Using satellite imagery to monitor which volcanoes are deforming provides statistical evidence of their eruption potential, according to a new study in Nature Communications.
The European Space Agency’s Sentinel-1 satellite, launched from French Guiana in April 3, 2014, should allow scientists to test this link in greater detail. Its satellite interferometric synthetic aperture radar – InSAR for short – is a spaceborne imaging technology that will help scientists understand how volcanoes work, according to study co-author and geophysicist Zhong Lu, Shuler-Foscue Chair of geophysics in SMU’s Roy M. Huffington Department of Earth Sciences, Dedman College.
Volcano deformation – especially uplift – is often considered to be caused by magma moving or pressurizing underground. Magma rising towards the surface could be a sign of an imminent eruption. On the other hand, many other factors influence volcano deformation, and even if magma is rising, it may stop short rather than erupting.

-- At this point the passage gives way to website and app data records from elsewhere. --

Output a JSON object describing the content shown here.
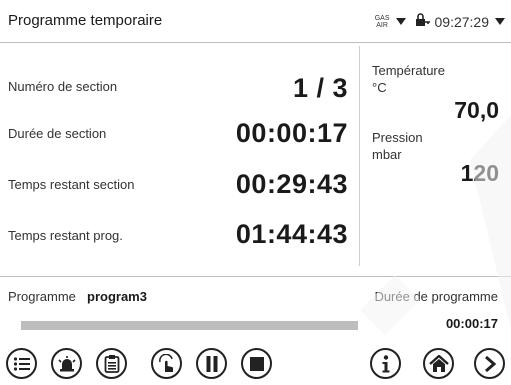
{
  "header": {
    "title": "Programme temporaire",
    "gas_line1": "GAS",
    "gas_line2": "AIR",
    "time": "09:27:29"
  },
  "section": {
    "rows": [
      {
        "label": "Numéro de section",
        "value": "1 / 3"
      },
      {
        "label": "Durée de section",
        "value": "00:00:17"
      },
      {
        "label": "Temps restant section",
        "value": "00:29:43"
      },
      {
        "label": "Temps restant prog.",
        "value": "01:44:43"
      }
    ]
  },
  "sensors": {
    "temperature": {
      "label": "Température",
      "unit": "°C",
      "value": "70,0"
    },
    "pressure": {
      "label": "Pression",
      "unit": "mbar",
      "value": "120"
    }
  },
  "program": {
    "label": "Programme",
    "name": "program3",
    "duration_label": "Durée de programme",
    "duration_value": "00:00:17",
    "progress_fraction": 1.0
  },
  "toolbar": {
    "icons": [
      "menu-list-icon",
      "alarm-bell-icon",
      "clipboard-icon",
      "manual-touch-icon",
      "pause-icon",
      "stop-icon",
      "info-icon",
      "home-icon",
      "next-arrow-icon"
    ]
  }
}
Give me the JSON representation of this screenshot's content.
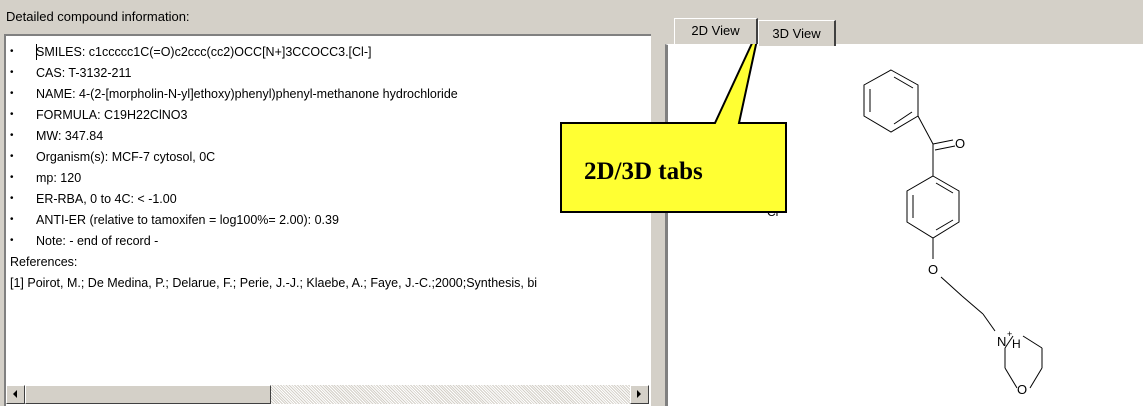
{
  "panel_title": "Detailed compound information:",
  "bullets": [
    "SMILES: c1ccccc1C(=O)c2ccc(cc2)OCC[N+]3CCOCC3.[Cl-]",
    "CAS: T-3132-211",
    "NAME: 4-(2-[morpholin-N-yl]ethoxy)phenyl)phenyl-methanone hydrochloride",
    "FORMULA: C19H22ClNO3",
    "MW: 347.84",
    "Organism(s): MCF-7 cytosol, 0C",
    "mp: 120",
    "ER-RBA, 0 to 4C: < -1.00",
    "ANTI-ER (relative to tamoxifen = log100%= 2.00): 0.39",
    "Note: - end of record -"
  ],
  "references_label": "References:",
  "reference_1": "[1]  Poirot, M.; De Medina, P.; Delarue, F.; Perie, J.-J.; Klaebe, A.; Faye, J.-C.;2000;Synthesis, bi",
  "bullet_symbol": "•",
  "tabs": {
    "tab_2d": "2D View",
    "tab_3d": "3D View"
  },
  "callout": {
    "text": "2D/3D tabs",
    "fill": "#ffff33"
  },
  "molecule": {
    "oxygen_carbonyl": "O",
    "oxygen_ether": "O",
    "oxygen_ring": "O",
    "nitrogen": "N",
    "nh_plus": "+",
    "hydrogen": "H",
    "chloride": "Cl",
    "chloride_charge": "-"
  }
}
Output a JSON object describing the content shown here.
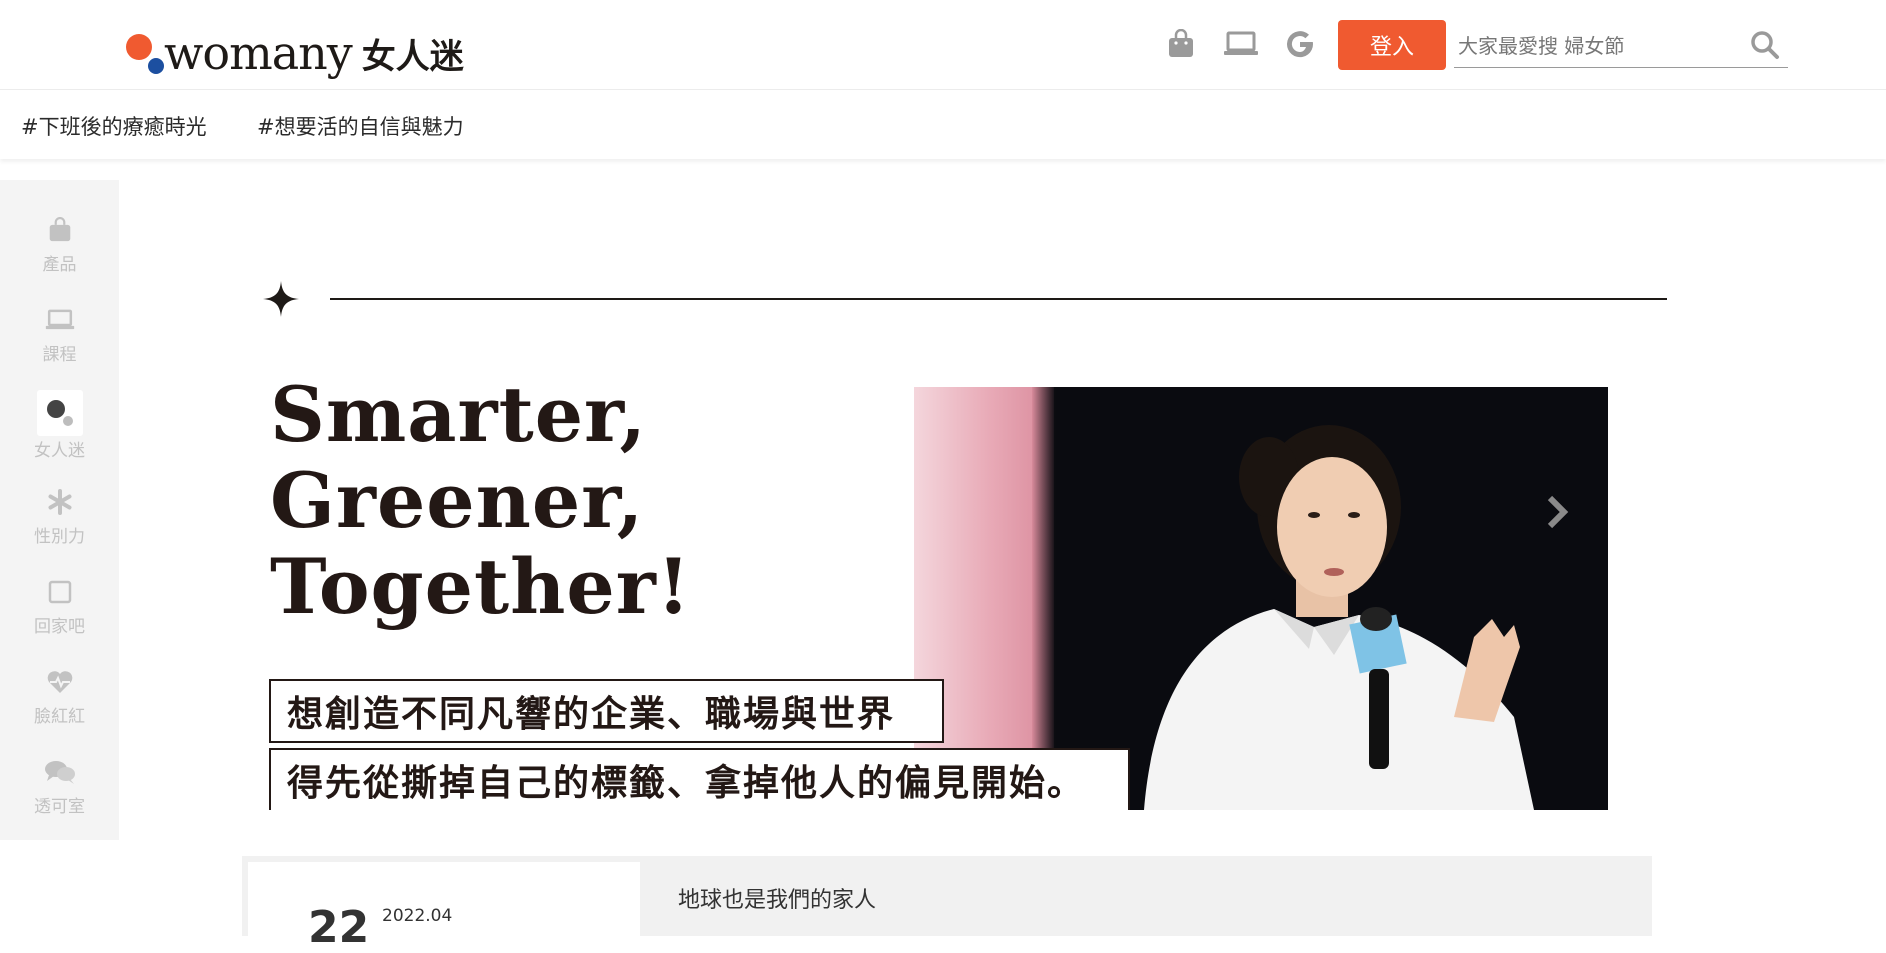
{
  "header": {
    "logo_text": "womany",
    "logo_cn": "女人迷",
    "icons": [
      "bag-icon",
      "laptop-icon",
      "google-icon"
    ],
    "login_label": "登入",
    "search_placeholder": "大家最愛搜 婦女節"
  },
  "tags": [
    "#下班後的療癒時光",
    "#想要活的自信與魅力"
  ],
  "rail": {
    "items": [
      {
        "label": "產品",
        "icon": "bag-icon"
      },
      {
        "label": "課程",
        "icon": "laptop-icon"
      },
      {
        "label": "女人迷",
        "icon": "womany-logo-icon"
      },
      {
        "label": "性別力",
        "icon": "asterisk-icon"
      },
      {
        "label": "回家吧",
        "icon": "square-icon"
      },
      {
        "label": "臉紅紅",
        "icon": "heartbeat-icon"
      },
      {
        "label": "透可室",
        "icon": "chat-bubbles-icon"
      }
    ]
  },
  "banner": {
    "headline": [
      "Smarter,",
      "Greener,",
      "Together!"
    ],
    "quote_line1": "想創造不同凡響的企業、職場與世界",
    "quote_line2": "得先從撕掉自己的標籤、拿掉他人的偏見開始。"
  },
  "card": {
    "day": "22",
    "year_month": "2022.04",
    "title": "地球也是我們的家人"
  },
  "colors": {
    "brand_orange": "#f05a30",
    "brand_blue": "#1c4fa0",
    "ink": "#231815"
  }
}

InSAR technology will eventually help scientists develop a forecast system for all volcanoes, including those that are remote and inaccessible. “InSAR will aid in the prediction of future eruptions,” Lu said. “At SMU, we are developing and applying this technique to track motions of volcanic activities, landslide movements, land subsidence and building stability, among other events.”

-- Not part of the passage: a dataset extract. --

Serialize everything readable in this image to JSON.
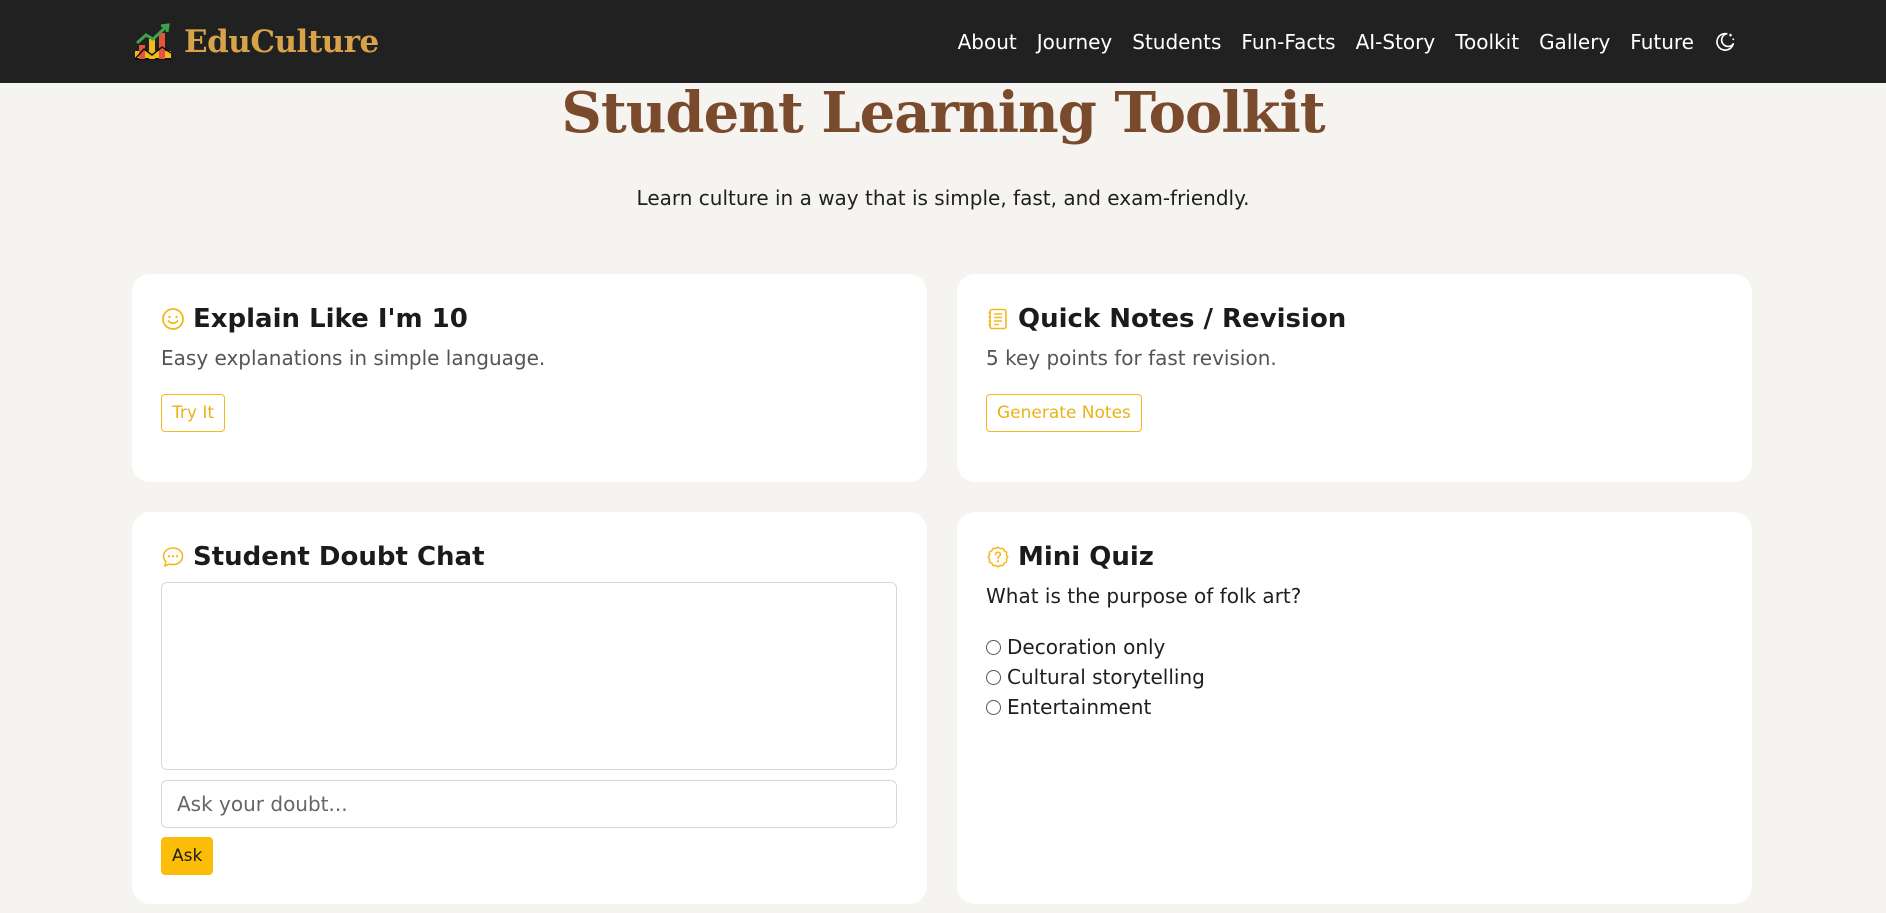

Juliet Biggs of the University of Bristol in England led the study. Biggs looked at the archive of satellite data covering more than 500 volcanoes worldwide, many of which have been systematically observed for more than 18 years.
Satellite radar can provide high-resolution maps of deformation, allowing the detection of unrest at many volcanoes that might otherwise go unrecognized. Such satellite data is often the only source of information for remote or inaccessible volcanoes.
The researchers, who included scientists from Cornell University and Oxford University, applied statistical methods more traditionally used for medical diagnostic testing and found that many deforming volcanoes also erupted (46 percent). Together with the very high proportion of non-deforming volcanoes that did not erupt (94 percent), these jointly represent a strong indicator of a volcano’s long-term eruptive potential.
“The findings suggest that satellite radar is the perfect tool to identify volcanic unrest on a regional or global scale and target ground-based monitoring,” Biggs said.
Courtesy of the University of Bristol